Homer Smith may be the most revered college football coach who ever won 53 games in a 12-year head-coaching career. Smith, who died this week in Tuscaloosa, Ala., at age 79, coached across five decades. He achieved little fame but garnered, among the coaches who worked with him and the writers who covered him, an enormous amount of respect and adoration.
Georgia State head coach Bill Curry, who hired Smith at Alabama in 1988, described Smith on the ESPNU College Football Podcast this week as “the best football coach I’ve ever seen.”
And Curry played for Bobby Dodd at Georgia Tech and Vince Lombardi at Green Bay, both Hall of Famers in their respective categories.
“I thought a lot about it before I said it,” Curry said. “For getting results for bringing a group of young people into a cohesive unit and loving the process and using every iota of his Princeton-Stanford-Harvard education. And the guys loved it. He was just so incredibly productive.”
I encourage you to listen to Curry on the podcast.
Smith made All-Ivy League as a fullback at Princeton in 1952. He combined a sonorous voice with the ability to break down information that made it easy to digest for players (and sportswriters). He did it all with a remarkable lack of pretension for one so smart.
Smith became a head coach at Davidson College in 1964, at age 32. He ended his head-coaching career in 1978 after five seasons at Army that covered the end of the Vietnam War and the aftermath, when the military held very little attraction for young people. Few coaches could have done as well as Smith’s record of 21-33-1 in those circumstances. That also may explain why, when Smith left West Point at age 47, he enrolled in Harvard to study theology.
He returned to coaching in the 1980s and worked at Alabama, UCLA and Arizona, where Dick Tomey hired him as offensive coordinator in 1996 at age 64. Tomey had worked for Smith at Davidson.
“He was one of a kind -- revered by his players and the rare offensive teacher who wrote books about divergent offensive philosophies,” Tomey, now retired, said via email. “Who else wrote about the dropback pass and the wishbone? All the 'gurus' of today are singularly focused on one style: the West Coast, the triple option, the spread, etc. Not Homer.
“The day after he left our staff at Arizona,” Tomey said, “I assembled the staff and said to them, ‘We need to write down all that Homer taught us." We were still writing two hours later.”

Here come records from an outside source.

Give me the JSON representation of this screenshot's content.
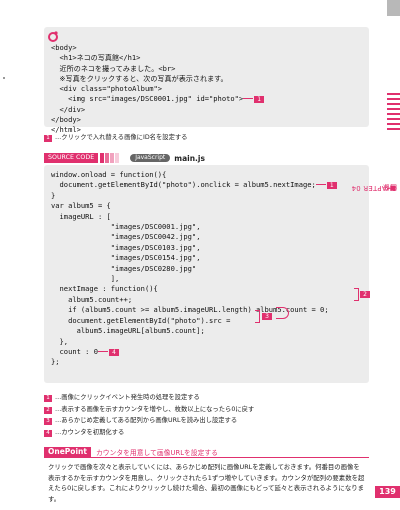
{
  "listing1": {
    "lines": [
      "<body>",
      "  <h1>ネコの写真館</h1>",
      "  近所のネコを撮ってみました。<br>",
      "  ※写真をクリックすると、次の写真が表示されます。",
      "  <div class=\"photoAlbum\">",
      "    <img src=\"images/DSC0001.jpg\" id=\"photo\">",
      "  </div>",
      "</body>",
      "</html>"
    ],
    "marker": "1"
  },
  "note1": {
    "num": "1",
    "text": "…クリックで入れ替える画像にID名を設定する"
  },
  "source_header": {
    "label": "SOURCE CODE",
    "lang": "JavaScript",
    "file": "main.js"
  },
  "listing2": {
    "lines": [
      "window.onload = function(){",
      "  document.getElementById(\"photo\").onclick = album5.nextImage;",
      "}",
      "var album5 = {",
      "  imageURL : [",
      "              \"images/DSC0001.jpg\",",
      "              \"images/DSC0042.jpg\",",
      "              \"images/DSC0103.jpg\",",
      "              \"images/DSC0154.jpg\",",
      "              \"images/DSC0280.jpg\"",
      "              ],",
      "  nextImage : function(){",
      "    album5.count++;",
      "    if (album5.count >= album5.imageURL.length) album5.count = 0;",
      "    document.getElementById(\"photo\").src =",
      "      album5.imageURL[album5.count];",
      "  },",
      "  count : 0",
      "};"
    ],
    "markers": [
      "1",
      "2",
      "3",
      "4"
    ]
  },
  "notes": [
    {
      "num": "1",
      "text": "…画像にクリックイベント発生時の処理を設定する"
    },
    {
      "num": "2",
      "text": "…表示する画像を示すカウンタを増やし、枚数以上になったら0に戻す"
    },
    {
      "num": "3",
      "text": "…あらかじめ定義してある配列から画像URLを読み出し設定する"
    },
    {
      "num": "4",
      "text": "…カウンタを初期化する"
    }
  ],
  "onepoint": {
    "label": "OnePoint",
    "title": "カウンタを用意して画像URLを設定する",
    "body": "クリックで画像を次々と表示していくには、あらかじめ配列に画像URLを定義しておきます。何番目の画像を表示するかを示すカウンタを用意し、クリックされたら1ずつ増やしていきます。カウンタが配列の要素数を超えたら0に戻します。これによりクリックし続けた場合、最初の画像にもどって延々と表示されるようになります。"
  },
  "side": {
    "chapter": "CHAPTER 04",
    "section": "画像"
  },
  "page_number": "139",
  "colors": {
    "accent": "#e0306e",
    "code_bg": "#ececec"
  }
}
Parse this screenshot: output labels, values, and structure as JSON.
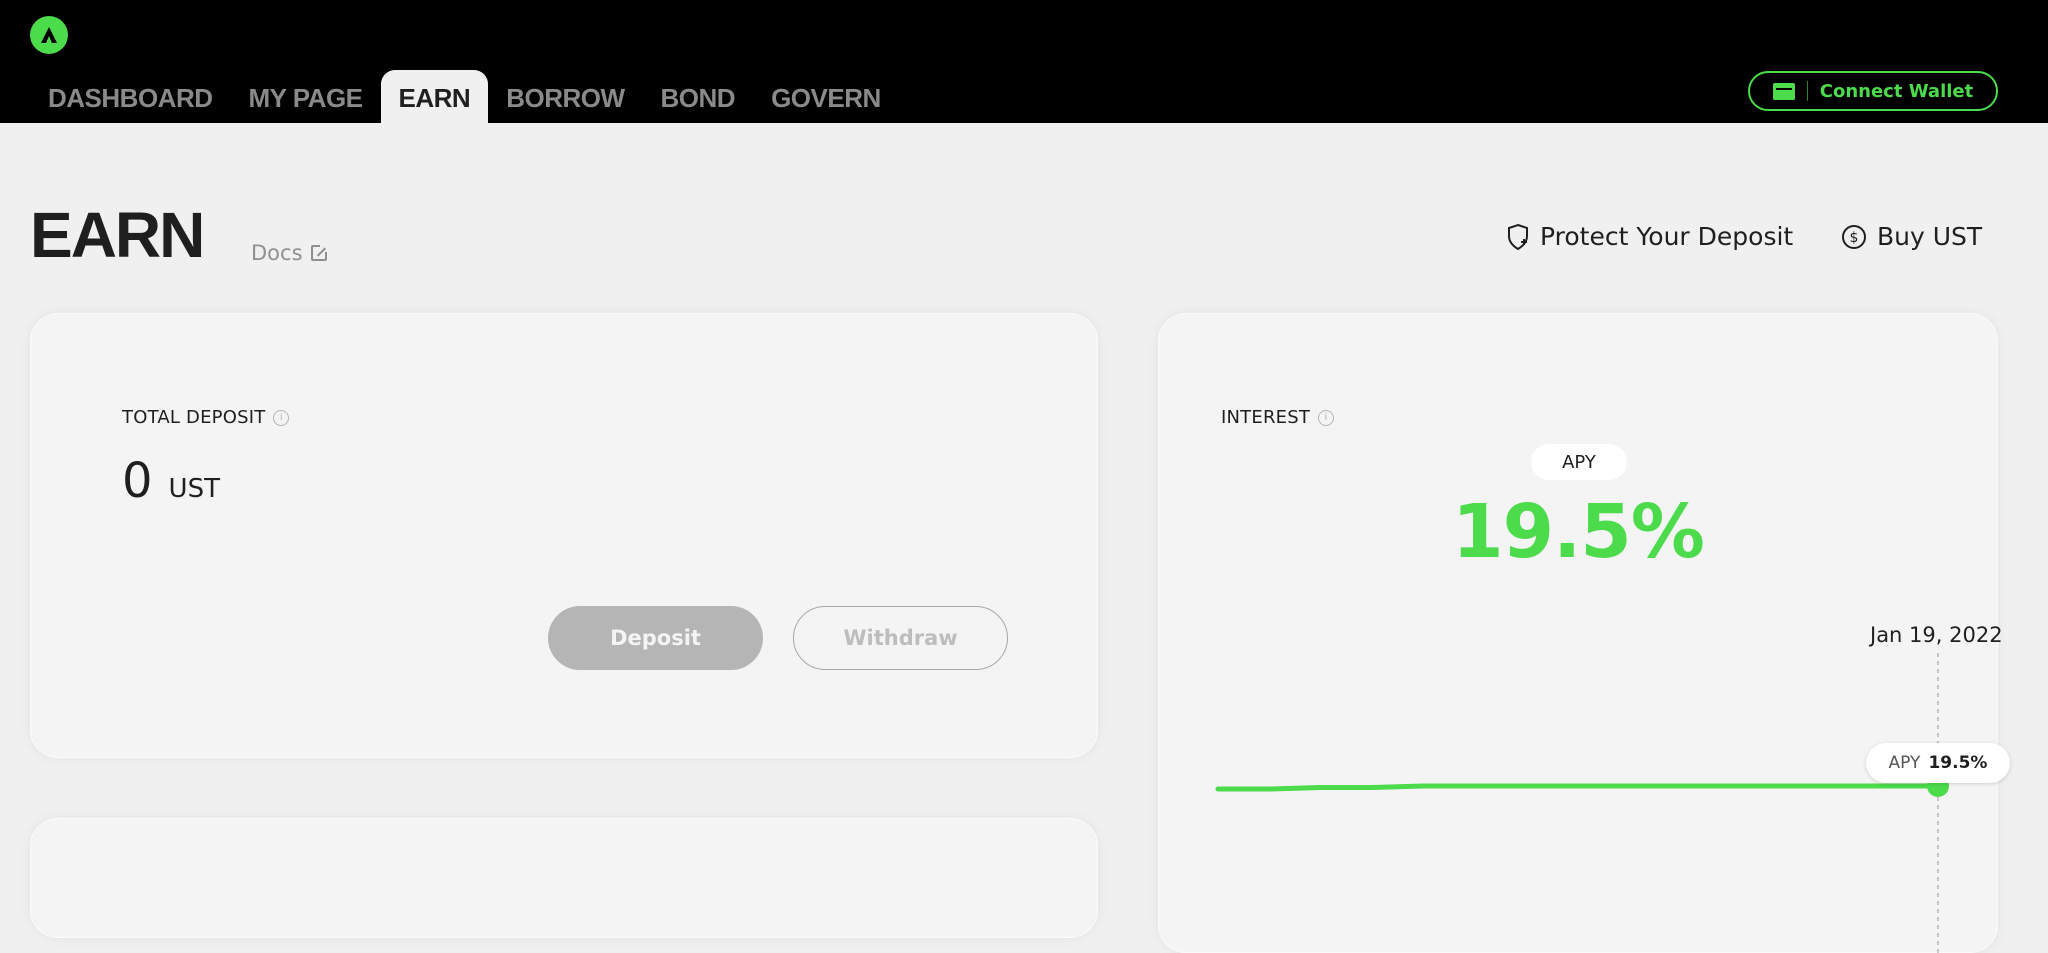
{
  "nav": {
    "items": [
      {
        "label": "DASHBOARD"
      },
      {
        "label": "MY PAGE"
      },
      {
        "label": "EARN"
      },
      {
        "label": "BORROW"
      },
      {
        "label": "BOND"
      },
      {
        "label": "GOVERN"
      }
    ],
    "active": "EARN",
    "connect_label": "Connect Wallet"
  },
  "header": {
    "title": "EARN",
    "docs_label": "Docs",
    "protect_label": "Protect Your Deposit",
    "buy_label": "Buy UST"
  },
  "deposit_card": {
    "label": "TOTAL DEPOSIT",
    "amount": "0",
    "unit": "UST",
    "deposit_label": "Deposit",
    "withdraw_label": "Withdraw"
  },
  "interest_card": {
    "label": "INTEREST",
    "apy_label": "APY",
    "apy_value": "19.5%",
    "tooltip_date": "Jan 19, 2022",
    "tooltip_label": "APY",
    "tooltip_value": "19.5%"
  },
  "chart_data": {
    "type": "line",
    "series": [
      {
        "name": "APY",
        "values": [
          19.4,
          19.4,
          19.45,
          19.45,
          19.5,
          19.5,
          19.5,
          19.5,
          19.5,
          19.5,
          19.5,
          19.5,
          19.5,
          19.5,
          19.5
        ]
      }
    ],
    "highlight": {
      "x": "Jan 19, 2022",
      "y": 19.5
    },
    "ylim": [
      0,
      40
    ]
  },
  "colors": {
    "accent": "#4bdb4b",
    "text": "#1f1f1f",
    "muted": "#8f8f8f"
  }
}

“He fired me each year I worked for him at Davidson,” Tomey said, “and yet we became lifelong friends. I will never forget him.”